The drink has a great deal of charisma in Hong Kong, where people drink 900 million glasses, cups or mugs of milk tea yearly. Milk tea has a lot of the same status and clout as coffee does in most Western countries. And, while milk tea is traditionally a lunch or afternoon drink, people in Hong Kong enjoy it for breakfast or even dinner, too.
The reputation is well earned for this gem of innovation and cultural exchange. But the synergy that’s created between the powerful black tea and the condensed or evaporated milk is what gives this drink such an ethereal taste and feel. When it is hot, it gives the lift, aroma and flavors of black, but without the overpowering taste that can accompany it. When the condensed milk is added, the milk is of course sweet, but the staunch black tea tempers it to not be so sweet you think you are drinking a soda. Hong Kong-style milk tea itself observes the powerful Yin and Yang balance of harmonious opposites. The dynamic and powerful Yin of the black tea. The otherworldly and buoyant Yang of the milk. It is truly extraordinary.
The Different Styles
What is great about Hong Kong-style milk tea, are the different styles and variations on this old favorite. Such as iced or cold Hong Kong-style milk tea. The two styles of this chillier type of Hong Kong-style milk tea differ in how they are chilled. Iced is straight forward, the tea has ice added to the liquid! But for the chilled without ice variety, the tea is chilled in a cup or bottle in the refrigerator, that way no dilution of the taste!
Iced Hong Kong-style milk tea
Another very cool technique is the Yuenyeung, or the milk tea and coffee variation. This fantastic invention is made from about 3 parts coffee and 7 parts Hong Kong-style milk tea. This version too, can also be a piping hot beverage or served iced and chilly, perfect for any season or weather!
Hong Kong-style milk tea, like Hong Kong itself, is a vibrant, unique and dynamic drink.
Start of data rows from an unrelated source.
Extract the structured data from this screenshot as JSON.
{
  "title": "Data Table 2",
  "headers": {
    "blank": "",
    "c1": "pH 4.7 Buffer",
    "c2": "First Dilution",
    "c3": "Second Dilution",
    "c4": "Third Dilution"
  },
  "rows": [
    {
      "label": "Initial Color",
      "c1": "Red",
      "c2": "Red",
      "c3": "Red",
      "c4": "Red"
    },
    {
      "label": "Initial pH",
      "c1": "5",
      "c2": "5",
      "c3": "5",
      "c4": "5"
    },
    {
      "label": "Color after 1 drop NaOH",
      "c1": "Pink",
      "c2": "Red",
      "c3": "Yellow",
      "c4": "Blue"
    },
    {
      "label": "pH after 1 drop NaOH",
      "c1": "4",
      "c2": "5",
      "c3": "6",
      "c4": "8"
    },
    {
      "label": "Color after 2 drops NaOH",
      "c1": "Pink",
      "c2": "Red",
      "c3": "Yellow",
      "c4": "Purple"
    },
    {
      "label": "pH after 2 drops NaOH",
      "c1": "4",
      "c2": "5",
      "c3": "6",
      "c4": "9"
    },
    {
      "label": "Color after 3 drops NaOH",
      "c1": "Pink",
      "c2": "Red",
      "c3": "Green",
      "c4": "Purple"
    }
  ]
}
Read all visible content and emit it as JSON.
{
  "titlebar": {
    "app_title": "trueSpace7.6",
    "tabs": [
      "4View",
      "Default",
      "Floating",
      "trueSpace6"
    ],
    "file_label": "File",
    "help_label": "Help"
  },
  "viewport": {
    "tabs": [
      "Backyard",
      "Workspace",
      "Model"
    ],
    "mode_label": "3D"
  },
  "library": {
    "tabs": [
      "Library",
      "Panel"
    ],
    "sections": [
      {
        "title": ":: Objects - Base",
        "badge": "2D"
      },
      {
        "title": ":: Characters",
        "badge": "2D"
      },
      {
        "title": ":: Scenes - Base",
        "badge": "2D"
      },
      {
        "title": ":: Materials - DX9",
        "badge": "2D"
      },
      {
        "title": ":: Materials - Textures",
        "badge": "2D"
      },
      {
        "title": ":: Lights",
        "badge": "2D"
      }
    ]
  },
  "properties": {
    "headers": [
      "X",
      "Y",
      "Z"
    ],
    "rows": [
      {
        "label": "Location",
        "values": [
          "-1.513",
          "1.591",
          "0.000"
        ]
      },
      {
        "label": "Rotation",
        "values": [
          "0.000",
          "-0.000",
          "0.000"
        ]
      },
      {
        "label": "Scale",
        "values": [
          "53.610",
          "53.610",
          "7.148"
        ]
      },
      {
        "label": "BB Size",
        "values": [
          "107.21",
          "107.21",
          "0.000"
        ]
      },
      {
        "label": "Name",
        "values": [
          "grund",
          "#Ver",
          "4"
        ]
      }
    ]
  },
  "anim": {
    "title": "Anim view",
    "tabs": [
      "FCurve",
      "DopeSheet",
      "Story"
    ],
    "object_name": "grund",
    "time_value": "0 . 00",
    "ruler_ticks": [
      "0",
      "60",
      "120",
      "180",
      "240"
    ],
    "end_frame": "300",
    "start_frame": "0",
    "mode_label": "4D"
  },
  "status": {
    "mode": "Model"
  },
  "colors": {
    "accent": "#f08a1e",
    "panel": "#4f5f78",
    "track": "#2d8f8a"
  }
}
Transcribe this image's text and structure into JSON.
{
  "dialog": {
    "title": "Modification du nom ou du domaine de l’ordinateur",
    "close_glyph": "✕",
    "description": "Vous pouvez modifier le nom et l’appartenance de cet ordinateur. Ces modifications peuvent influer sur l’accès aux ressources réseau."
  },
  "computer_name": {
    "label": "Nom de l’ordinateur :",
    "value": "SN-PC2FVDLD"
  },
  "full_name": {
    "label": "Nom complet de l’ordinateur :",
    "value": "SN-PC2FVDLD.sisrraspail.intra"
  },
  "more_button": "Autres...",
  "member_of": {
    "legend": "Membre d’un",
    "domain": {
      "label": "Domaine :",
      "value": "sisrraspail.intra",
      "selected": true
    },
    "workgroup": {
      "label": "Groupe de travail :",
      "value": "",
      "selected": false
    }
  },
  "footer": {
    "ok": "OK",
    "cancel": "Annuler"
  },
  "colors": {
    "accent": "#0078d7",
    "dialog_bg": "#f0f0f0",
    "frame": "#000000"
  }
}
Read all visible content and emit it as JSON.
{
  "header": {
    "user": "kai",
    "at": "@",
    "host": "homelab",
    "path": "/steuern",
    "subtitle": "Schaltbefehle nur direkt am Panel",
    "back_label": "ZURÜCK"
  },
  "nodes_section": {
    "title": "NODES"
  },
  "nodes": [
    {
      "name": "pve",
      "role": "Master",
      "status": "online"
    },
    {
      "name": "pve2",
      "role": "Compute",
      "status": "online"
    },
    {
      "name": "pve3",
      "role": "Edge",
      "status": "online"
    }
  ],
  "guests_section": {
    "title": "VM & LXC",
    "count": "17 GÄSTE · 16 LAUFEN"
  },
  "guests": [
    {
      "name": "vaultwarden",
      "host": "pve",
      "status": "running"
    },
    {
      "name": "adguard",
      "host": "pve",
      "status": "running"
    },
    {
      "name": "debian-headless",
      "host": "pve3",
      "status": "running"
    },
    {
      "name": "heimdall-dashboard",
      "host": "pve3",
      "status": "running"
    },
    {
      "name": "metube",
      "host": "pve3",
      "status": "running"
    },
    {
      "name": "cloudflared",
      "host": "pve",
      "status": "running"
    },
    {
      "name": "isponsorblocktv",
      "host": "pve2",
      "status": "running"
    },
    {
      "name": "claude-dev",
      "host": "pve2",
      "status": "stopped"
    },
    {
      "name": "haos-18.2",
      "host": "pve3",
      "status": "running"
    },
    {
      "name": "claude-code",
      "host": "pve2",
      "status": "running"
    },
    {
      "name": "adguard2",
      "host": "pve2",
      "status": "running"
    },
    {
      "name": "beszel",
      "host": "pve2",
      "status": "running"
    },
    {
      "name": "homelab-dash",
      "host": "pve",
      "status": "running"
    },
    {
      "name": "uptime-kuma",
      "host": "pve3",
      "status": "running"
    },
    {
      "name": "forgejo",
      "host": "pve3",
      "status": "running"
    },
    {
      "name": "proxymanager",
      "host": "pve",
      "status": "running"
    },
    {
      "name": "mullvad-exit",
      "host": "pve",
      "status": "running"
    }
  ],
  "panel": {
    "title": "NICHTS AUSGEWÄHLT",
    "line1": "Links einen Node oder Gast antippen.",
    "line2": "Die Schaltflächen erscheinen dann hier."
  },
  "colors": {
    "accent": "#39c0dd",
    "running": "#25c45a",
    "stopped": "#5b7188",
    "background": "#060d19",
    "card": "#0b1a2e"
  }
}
It differs from regular black teas by its distinct sackcloth brewing method. This technique gives the leaves a smoother taste and flow than standard brewing techniques often yield. It stands out from regular milk teas due to the usage of condensed or evaporated milk when it served, too. The use of the condensed and evaporated milk makes the consistency creamier. This drink is truly an extraordinary example of Hong Kong tea mastery. So, if you are ever in Hong Kong, make sure to go pay your respects to the statue of Bruce Lee, wish for luck at a Buddhist or Taoist temple or shrine, and certainly, order up a cup of Hong Kong-style milk tea!
Hong Kong-style milk tea served hot
- “Hong Kong-Style Milk Tea.” Wikipedia, Wikimedia Foundation, 19 Apr. 2019, en.wikipedia.org/wiki/Hong_Kong-style_milk_tea.
- Pang, Kevin. “Cracking the Code to Hong Kong Milk Tea.” The Takeout, The Takeout, 13 July 2018, thetakeout.com/cracking-the-code-to-hong-kong-milk-tea-1798258450.